● Exercise instructions
For each line below that includes the string "screenshot", show the whole line.

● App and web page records
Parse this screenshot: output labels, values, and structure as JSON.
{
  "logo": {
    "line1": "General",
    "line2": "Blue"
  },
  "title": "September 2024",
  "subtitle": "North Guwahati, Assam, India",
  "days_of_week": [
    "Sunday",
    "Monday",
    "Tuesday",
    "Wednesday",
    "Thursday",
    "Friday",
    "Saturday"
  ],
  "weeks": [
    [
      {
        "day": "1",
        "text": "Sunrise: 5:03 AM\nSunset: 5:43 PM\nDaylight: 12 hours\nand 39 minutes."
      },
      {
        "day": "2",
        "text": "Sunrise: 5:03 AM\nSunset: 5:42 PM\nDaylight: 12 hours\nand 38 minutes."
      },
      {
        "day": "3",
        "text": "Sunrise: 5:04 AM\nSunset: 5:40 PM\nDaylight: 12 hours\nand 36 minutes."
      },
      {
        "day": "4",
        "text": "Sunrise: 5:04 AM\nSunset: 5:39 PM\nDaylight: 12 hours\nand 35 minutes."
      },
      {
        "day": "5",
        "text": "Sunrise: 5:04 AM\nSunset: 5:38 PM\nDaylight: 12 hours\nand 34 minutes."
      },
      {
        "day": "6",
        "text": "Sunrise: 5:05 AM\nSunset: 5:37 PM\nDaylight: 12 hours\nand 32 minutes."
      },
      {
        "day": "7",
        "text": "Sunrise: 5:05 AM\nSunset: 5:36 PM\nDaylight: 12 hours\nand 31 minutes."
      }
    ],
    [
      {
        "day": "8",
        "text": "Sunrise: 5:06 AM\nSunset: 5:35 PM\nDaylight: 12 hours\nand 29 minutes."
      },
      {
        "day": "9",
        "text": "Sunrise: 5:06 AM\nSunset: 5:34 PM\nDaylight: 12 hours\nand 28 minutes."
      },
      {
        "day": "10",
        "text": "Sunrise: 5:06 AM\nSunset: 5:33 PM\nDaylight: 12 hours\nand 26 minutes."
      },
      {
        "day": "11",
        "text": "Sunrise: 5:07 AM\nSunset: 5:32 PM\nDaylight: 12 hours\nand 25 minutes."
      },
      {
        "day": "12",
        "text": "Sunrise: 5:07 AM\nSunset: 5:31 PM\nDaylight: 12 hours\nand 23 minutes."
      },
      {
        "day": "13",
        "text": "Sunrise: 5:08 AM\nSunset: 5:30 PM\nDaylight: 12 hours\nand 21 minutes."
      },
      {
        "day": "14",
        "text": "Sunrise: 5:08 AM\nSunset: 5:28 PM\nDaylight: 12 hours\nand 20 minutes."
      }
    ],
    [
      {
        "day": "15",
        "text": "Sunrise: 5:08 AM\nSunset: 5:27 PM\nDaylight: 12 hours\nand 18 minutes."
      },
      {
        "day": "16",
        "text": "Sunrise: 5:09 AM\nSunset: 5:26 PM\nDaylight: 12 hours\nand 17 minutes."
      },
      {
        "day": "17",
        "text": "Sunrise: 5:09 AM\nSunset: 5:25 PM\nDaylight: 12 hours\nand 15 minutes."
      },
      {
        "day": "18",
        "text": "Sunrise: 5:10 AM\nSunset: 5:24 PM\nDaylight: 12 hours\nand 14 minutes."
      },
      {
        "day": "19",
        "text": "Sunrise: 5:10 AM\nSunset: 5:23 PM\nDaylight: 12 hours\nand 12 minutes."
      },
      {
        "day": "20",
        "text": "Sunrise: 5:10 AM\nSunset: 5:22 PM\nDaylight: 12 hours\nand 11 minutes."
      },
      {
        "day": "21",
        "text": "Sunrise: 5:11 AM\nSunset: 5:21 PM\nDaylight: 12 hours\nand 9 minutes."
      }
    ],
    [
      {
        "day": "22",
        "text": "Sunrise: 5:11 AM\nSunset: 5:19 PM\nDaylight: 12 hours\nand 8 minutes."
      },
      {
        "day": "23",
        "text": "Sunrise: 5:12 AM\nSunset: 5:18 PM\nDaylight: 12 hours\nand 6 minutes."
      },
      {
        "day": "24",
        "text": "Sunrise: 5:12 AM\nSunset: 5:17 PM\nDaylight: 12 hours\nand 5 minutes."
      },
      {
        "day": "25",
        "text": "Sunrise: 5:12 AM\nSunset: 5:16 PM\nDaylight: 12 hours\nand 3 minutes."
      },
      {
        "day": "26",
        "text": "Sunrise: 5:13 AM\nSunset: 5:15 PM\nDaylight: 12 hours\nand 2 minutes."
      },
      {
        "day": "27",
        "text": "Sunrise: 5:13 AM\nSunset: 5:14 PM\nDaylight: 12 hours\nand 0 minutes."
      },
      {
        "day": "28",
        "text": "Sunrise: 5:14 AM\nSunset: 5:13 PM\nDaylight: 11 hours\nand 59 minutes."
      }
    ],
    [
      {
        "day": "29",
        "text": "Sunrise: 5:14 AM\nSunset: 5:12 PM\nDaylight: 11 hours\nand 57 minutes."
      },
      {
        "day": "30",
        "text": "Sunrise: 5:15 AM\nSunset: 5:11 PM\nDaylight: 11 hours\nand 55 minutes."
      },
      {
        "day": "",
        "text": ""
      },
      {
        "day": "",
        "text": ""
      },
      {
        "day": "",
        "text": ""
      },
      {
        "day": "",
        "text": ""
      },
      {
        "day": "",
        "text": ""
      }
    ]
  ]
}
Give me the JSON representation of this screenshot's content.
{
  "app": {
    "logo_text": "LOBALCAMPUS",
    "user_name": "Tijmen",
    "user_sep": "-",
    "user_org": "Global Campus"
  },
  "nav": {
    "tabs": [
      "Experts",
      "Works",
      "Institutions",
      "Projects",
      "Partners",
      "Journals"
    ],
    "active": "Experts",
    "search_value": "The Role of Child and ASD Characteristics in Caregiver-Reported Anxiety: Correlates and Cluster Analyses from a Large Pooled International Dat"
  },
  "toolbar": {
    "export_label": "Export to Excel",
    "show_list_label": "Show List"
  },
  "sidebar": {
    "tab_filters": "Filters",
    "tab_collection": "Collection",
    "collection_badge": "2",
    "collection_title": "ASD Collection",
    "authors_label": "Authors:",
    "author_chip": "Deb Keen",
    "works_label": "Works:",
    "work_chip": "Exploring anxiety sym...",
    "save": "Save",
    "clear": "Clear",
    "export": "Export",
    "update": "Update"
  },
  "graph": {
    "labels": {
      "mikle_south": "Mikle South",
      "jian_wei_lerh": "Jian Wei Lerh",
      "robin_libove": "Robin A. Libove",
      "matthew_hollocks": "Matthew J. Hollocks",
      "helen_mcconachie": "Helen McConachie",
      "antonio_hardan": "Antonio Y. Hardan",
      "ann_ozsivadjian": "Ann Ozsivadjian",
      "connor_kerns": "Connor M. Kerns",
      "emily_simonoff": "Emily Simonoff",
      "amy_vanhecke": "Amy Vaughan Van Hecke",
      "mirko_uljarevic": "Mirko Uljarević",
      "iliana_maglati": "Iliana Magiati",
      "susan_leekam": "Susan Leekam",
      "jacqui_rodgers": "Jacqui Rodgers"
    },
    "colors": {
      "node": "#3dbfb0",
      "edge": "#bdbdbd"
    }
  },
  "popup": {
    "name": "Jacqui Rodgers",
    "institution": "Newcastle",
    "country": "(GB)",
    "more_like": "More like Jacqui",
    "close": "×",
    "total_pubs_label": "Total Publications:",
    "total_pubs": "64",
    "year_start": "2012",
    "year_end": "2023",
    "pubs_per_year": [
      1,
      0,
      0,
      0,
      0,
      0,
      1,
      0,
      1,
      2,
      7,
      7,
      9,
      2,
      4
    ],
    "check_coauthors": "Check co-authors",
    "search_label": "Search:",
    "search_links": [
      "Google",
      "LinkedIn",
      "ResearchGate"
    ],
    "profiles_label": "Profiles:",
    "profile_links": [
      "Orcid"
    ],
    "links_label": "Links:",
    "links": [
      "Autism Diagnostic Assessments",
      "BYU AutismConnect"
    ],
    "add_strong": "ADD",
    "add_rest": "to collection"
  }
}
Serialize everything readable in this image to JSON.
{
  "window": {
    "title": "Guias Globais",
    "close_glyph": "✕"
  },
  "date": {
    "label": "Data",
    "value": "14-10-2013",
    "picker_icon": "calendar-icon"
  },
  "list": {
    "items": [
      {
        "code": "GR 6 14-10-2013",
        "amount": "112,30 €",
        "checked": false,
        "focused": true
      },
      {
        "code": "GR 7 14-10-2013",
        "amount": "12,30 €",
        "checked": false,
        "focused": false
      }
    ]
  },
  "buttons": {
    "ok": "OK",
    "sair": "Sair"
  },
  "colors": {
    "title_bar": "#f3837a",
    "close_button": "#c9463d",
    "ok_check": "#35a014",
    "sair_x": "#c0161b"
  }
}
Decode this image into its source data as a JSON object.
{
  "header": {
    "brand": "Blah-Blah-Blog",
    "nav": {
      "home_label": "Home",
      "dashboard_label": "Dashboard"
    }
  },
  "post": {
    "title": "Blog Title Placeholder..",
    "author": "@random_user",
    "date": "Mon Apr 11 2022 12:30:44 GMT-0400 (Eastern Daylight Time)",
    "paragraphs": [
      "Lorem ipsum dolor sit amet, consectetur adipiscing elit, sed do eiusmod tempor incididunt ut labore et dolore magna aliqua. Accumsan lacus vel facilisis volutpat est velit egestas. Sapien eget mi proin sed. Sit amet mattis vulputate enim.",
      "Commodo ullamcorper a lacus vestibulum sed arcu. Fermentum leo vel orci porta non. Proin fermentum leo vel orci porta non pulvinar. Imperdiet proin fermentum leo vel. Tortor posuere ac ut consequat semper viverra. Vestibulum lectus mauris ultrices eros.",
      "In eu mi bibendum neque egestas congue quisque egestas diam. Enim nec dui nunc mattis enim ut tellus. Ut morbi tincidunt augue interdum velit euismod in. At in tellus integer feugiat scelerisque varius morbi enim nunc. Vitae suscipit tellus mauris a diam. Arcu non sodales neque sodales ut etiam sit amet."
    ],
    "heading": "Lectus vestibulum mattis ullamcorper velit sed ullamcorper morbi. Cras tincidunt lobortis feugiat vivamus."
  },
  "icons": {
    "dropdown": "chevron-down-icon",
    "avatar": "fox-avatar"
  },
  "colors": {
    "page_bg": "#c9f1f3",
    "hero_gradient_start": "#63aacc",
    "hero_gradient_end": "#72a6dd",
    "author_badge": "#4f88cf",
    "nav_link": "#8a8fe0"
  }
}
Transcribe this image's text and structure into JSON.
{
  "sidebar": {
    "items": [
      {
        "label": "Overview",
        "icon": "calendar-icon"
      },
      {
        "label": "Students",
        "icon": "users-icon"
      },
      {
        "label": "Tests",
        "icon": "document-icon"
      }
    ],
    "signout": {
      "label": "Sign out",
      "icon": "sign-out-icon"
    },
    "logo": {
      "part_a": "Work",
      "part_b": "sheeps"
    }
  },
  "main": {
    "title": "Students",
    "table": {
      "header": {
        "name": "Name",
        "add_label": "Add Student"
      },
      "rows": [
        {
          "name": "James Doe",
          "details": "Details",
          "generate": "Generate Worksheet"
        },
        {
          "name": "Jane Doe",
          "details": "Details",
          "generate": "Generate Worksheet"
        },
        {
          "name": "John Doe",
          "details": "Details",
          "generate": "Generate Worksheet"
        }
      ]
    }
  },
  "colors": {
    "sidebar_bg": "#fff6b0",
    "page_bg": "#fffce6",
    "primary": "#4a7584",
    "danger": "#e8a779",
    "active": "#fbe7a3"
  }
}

● Result of this task
Parse this screenshot: output labels, values, and structure as JSON.
Give me the JSON representation of this screenshot's content.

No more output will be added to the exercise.